EXERCISE PROMPT:
All lines of the listing below must be reproduced character for character.

GIVEN ENTRIES:
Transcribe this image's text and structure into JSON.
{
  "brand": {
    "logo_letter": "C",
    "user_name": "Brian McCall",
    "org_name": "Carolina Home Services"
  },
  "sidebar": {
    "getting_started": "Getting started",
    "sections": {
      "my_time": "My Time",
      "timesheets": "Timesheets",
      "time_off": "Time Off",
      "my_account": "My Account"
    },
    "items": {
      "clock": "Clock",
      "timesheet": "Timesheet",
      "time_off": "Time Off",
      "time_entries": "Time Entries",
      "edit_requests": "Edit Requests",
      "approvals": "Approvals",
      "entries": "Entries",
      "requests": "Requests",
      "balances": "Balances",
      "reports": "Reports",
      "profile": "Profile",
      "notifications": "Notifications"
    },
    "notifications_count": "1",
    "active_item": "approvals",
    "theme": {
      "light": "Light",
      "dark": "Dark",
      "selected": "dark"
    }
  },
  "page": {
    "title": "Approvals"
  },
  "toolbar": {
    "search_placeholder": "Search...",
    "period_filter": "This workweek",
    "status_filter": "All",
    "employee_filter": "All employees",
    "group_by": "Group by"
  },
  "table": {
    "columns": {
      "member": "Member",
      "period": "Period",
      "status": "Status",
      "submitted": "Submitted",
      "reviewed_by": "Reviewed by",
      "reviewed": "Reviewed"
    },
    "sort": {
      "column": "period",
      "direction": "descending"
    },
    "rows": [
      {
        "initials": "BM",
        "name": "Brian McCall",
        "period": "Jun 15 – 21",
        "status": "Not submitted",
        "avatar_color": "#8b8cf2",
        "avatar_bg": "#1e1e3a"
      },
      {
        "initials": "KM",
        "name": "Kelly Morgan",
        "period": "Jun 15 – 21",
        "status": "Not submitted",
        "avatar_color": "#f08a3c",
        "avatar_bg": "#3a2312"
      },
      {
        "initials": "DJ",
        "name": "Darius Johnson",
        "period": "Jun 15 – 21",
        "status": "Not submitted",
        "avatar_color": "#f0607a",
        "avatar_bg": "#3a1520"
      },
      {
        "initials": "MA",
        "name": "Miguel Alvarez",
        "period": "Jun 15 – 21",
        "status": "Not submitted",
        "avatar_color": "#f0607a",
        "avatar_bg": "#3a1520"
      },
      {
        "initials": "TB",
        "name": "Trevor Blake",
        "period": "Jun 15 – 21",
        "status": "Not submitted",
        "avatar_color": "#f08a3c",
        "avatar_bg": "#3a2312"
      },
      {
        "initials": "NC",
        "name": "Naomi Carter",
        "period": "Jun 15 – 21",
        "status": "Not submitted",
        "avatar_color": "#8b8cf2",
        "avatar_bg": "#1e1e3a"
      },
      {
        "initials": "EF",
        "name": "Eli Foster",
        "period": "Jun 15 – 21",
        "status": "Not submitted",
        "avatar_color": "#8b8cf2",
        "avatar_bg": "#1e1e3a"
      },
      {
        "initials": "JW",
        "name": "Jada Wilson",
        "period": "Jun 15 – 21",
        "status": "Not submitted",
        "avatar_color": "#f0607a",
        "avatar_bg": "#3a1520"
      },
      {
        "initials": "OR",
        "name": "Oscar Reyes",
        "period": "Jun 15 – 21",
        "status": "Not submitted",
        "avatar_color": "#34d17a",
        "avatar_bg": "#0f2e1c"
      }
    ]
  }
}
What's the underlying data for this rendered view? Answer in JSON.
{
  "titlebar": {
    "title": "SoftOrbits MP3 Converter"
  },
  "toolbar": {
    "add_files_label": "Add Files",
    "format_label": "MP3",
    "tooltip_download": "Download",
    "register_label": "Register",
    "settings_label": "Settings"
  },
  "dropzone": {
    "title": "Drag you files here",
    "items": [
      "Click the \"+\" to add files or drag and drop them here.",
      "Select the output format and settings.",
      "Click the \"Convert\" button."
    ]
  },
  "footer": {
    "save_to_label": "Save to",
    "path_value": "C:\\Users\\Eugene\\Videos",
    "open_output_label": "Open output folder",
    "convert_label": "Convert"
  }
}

TASK SOLUTION:
Transcribe this image's text and structure into JSON.
{
  "brand": {
    "logo_letter": "C",
    "user_name": "Brian McCall",
    "org_name": "Carolina Home Services"
  },
  "sidebar": {
    "getting_started": "Getting started",
    "sections": {
      "my_time": "My Time",
      "timesheets": "Timesheets",
      "time_off": "Time Off",
      "my_account": "My Account"
    },
    "items": {
      "clock": "Clock",
      "timesheet": "Timesheet",
      "time_off": "Time Off",
      "time_entries": "Time Entries",
      "edit_requests": "Edit Requests",
      "approvals": "Approvals",
      "entries": "Entries",
      "requests": "Requests",
      "balances": "Balances",
      "reports": "Reports",
      "profile": "Profile",
      "notifications": "Notifications"
    },
    "notifications_count": "1",
    "active_item": "approvals",
    "theme": {
      "light": "Light",
      "dark": "Dark",
      "selected": "dark"
    }
  },
  "page": {
    "title": "Approvals"
  },
  "toolbar": {
    "search_placeholder": "Search...",
    "period_filter": "This workweek",
    "status_filter": "All",
    "employee_filter": "All employees",
    "group_by": "Group by"
  },
  "table": {
    "columns": {
      "member": "Member",
      "period": "Period",
      "status": "Status",
      "submitted": "Submitted",
      "reviewed_by": "Reviewed by",
      "reviewed": "Reviewed"
    },
    "sort": {
      "column": "period",
      "direction": "descending"
    },
    "rows": [
      {
        "initials": "BM",
        "name": "Brian McCall",
        "period": "Jun 15 – 21",
        "status": "Not submitted",
        "avatar_color": "#8b8cf2",
        "avatar_bg": "#1e1e3a"
      },
      {
        "initials": "KM",
        "name": "Kelly Morgan",
        "period": "Jun 15 – 21",
        "status": "Not submitted",
        "avatar_color": "#f08a3c",
        "avatar_bg": "#3a2312"
      },
      {
        "initials": "DJ",
        "name": "Darius Johnson",
        "period": "Jun 15 – 21",
        "status": "Not submitted",
        "avatar_color": "#f0607a",
        "avatar_bg": "#3a1520"
      },
      {
        "initials": "MA",
        "name": "Miguel Alvarez",
        "period": "Jun 15 – 21",
        "status": "Not submitted",
        "avatar_color": "#f0607a",
        "avatar_bg": "#3a1520"
      },
      {
        "initials": "TB",
        "name": "Trevor Blake",
        "period": "Jun 15 – 21",
        "status": "Not submitted",
        "avatar_color": "#f08a3c",
        "avatar_bg": "#3a2312"
      },
      {
        "initials": "NC",
        "name": "Naomi Carter",
        "period": "Jun 15 – 21",
        "status": "Not submitted",
        "avatar_color": "#8b8cf2",
        "avatar_bg": "#1e1e3a"
      },
      {
        "initials": "EF",
        "name": "Eli Foster",
        "period": "Jun 15 – 21",
        "status": "Not submitted",
        "avatar_color": "#8b8cf2",
        "avatar_bg": "#1e1e3a"
      },
      {
        "initials": "JW",
        "name": "Jada Wilson",
        "period": "Jun 15 – 21",
        "status": "Not submitted",
        "avatar_color": "#f0607a",
        "avatar_bg": "#3a1520"
      },
      {
        "initials": "OR",
        "name": "Oscar Reyes",
        "period": "Jun 15 – 21",
        "status": "Not submitted",
        "avatar_color": "#34d17a",
        "avatar_bg": "#0f2e1c"
      }
    ]
  }
}
What's the underlying data for this rendered view? Answer in JSON.
{
  "titlebar": {
    "title": "SoftOrbits MP3 Converter"
  },
  "toolbar": {
    "add_files_label": "Add Files",
    "format_label": "MP3",
    "tooltip_download": "Download",
    "register_label": "Register",
    "settings_label": "Settings"
  },
  "dropzone": {
    "title": "Drag you files here",
    "items": [
      "Click the \"+\" to add files or drag and drop them here.",
      "Select the output format and settings.",
      "Click the \"Convert\" button."
    ]
  },
  "footer": {
    "save_to_label": "Save to",
    "path_value": "C:\\Users\\Eugene\\Videos",
    "open_output_label": "Open output folder",
    "convert_label": "Convert"
  }
}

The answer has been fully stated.